Are you someone that thrives in a structured, on-campus learning environment, but is struggling to set deadlines at home and keep up with online learning?
Associate Professor of Practice Julie Cajigas has some tips on how students can boost their success in an online learning environment.
“Students should first carefully consider the options available to them,” Cajigas said. “Synchronous options are great for students who feel that having a fixed time with live instruction will help them succeed. Some students thrive with asynchronous online courses, which allow them to work at their own pace.”
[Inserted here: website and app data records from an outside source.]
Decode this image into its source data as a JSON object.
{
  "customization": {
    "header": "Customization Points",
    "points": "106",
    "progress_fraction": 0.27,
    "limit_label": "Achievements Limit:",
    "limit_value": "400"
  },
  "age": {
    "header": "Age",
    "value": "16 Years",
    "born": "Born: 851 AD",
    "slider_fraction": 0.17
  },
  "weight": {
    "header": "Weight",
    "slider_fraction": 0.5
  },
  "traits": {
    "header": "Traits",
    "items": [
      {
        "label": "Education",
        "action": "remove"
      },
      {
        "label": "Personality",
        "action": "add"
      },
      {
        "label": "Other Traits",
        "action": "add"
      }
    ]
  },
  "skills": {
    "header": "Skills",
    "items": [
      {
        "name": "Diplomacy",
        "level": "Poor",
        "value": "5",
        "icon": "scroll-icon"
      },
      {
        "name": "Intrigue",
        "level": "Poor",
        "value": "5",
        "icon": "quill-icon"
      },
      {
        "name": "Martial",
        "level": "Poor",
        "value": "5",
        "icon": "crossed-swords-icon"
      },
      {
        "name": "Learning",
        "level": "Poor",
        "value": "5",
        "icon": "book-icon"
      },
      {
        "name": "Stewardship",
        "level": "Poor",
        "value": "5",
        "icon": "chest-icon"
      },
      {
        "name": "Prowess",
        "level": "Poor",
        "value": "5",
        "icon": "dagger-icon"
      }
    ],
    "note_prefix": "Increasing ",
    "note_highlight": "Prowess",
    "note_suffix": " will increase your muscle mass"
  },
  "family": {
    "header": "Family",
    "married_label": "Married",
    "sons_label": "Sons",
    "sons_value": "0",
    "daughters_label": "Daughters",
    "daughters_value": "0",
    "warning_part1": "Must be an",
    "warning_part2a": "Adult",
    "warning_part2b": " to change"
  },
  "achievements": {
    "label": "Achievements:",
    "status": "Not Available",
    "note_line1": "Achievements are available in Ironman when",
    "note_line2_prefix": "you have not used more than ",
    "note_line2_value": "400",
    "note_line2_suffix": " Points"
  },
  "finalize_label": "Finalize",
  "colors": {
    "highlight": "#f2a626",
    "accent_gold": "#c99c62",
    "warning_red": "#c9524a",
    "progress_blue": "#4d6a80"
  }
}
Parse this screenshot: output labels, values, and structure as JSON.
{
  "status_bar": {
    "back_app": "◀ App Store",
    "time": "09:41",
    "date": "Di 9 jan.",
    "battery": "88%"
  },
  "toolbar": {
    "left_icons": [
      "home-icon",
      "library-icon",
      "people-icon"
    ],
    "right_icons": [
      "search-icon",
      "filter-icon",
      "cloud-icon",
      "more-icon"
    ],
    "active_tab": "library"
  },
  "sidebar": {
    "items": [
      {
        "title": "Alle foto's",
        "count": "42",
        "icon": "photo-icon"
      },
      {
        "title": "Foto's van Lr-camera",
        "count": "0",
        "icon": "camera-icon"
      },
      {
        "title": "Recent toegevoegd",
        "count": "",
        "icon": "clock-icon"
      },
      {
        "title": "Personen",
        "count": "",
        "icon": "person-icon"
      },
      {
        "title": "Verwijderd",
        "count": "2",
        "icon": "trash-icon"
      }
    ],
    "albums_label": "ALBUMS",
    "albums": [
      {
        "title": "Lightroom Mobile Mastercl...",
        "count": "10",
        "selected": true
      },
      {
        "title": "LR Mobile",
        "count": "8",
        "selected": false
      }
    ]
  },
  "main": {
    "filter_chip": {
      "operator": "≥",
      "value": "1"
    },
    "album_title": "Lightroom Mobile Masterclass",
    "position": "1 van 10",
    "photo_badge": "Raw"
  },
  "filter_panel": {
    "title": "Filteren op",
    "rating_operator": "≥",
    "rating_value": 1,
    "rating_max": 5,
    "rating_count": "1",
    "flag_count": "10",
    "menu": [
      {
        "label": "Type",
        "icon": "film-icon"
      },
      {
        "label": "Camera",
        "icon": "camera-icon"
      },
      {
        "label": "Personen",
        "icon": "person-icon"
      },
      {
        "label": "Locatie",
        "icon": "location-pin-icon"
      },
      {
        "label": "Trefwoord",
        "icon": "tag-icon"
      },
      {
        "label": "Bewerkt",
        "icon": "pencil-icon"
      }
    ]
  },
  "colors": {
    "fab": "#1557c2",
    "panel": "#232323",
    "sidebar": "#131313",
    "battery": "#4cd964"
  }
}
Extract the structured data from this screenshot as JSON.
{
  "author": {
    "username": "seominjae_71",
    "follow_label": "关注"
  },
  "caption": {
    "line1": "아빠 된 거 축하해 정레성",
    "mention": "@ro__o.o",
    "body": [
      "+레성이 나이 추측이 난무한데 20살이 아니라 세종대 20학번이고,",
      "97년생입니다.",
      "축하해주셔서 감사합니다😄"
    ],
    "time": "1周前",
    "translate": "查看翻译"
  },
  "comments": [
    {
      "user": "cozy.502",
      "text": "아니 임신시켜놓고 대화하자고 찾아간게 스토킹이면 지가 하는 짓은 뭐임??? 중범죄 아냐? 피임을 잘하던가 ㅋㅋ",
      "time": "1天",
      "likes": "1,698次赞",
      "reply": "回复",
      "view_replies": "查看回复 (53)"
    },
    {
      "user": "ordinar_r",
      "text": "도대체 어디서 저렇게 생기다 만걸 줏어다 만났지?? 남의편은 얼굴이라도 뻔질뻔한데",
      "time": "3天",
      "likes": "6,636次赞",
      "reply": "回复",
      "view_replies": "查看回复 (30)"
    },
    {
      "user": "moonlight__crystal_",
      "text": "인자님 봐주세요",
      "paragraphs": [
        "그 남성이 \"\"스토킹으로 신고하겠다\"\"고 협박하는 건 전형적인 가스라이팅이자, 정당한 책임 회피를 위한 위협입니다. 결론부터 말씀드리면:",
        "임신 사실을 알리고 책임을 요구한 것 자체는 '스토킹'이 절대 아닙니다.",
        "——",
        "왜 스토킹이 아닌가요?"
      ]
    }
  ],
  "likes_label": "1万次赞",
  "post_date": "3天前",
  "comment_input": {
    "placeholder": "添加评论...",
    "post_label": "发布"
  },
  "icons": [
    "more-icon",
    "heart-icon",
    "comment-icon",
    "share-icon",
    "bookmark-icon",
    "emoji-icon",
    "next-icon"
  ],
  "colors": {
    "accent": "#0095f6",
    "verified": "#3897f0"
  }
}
One issue students are facing is maintaining a work and school balance. In a typical semester, the time students can work is limited due to physically being in class. A 15-credit schedule means about 15 hours of in-class time, plus time for studying and homework.
“With 15-credits online, students may find it attractive to fill their schedule with work hours, and many are doing so to recuperate from financial losses incurred during the early days of the pandemic,” Cajigas said. “Students are creating unrealistic expectations of themselves by increasing their outside commitments because they don’t have a fixed schedule.”
To avoid taking on too much responsibility, online courses should be treated as if they are in person courses.
In order to do this, making your own schedule every week is crucial. Time should be set aside for online classes just as it would be for in person courses.
“Create a schedule for yourself that includes one hour of time for every credit hour you are taking,” Cajigas said. “Block those times off and refuse to schedule anything else during them.”
Alison Doehring, Director of ZipAssist, believes that regardless of the course delivery method, communication is the key to academic success. Communicating with faculty, expressing when you’re feeling overwhelmed, participating in discussions with peers, or contacting student support is essential.
“Regardless of what the structure of your schedule is, don’t forget that not only do we offer academic and student support programs, there are also still fun things to do on campus,” Doehring said. “Things might look a little different, but they’re still available. Part of the college experience is out-of-the-classroom engagement.”
Both Cajigas and Doehring emphasized reaching out as soon as you start feeling behind or overwhelmed. There are several support services available across campus, but if you’re unsure of where to start, reach out to your professor or ZipAssist.
“The team in ZipAssist will work with a student to troubleshoot concerns, offer suggestions, and point students in the right direction. The most important thing to know is that resources and support are available… it’s a matter of communicating what you need and seeking out the assistance,” Doehring said.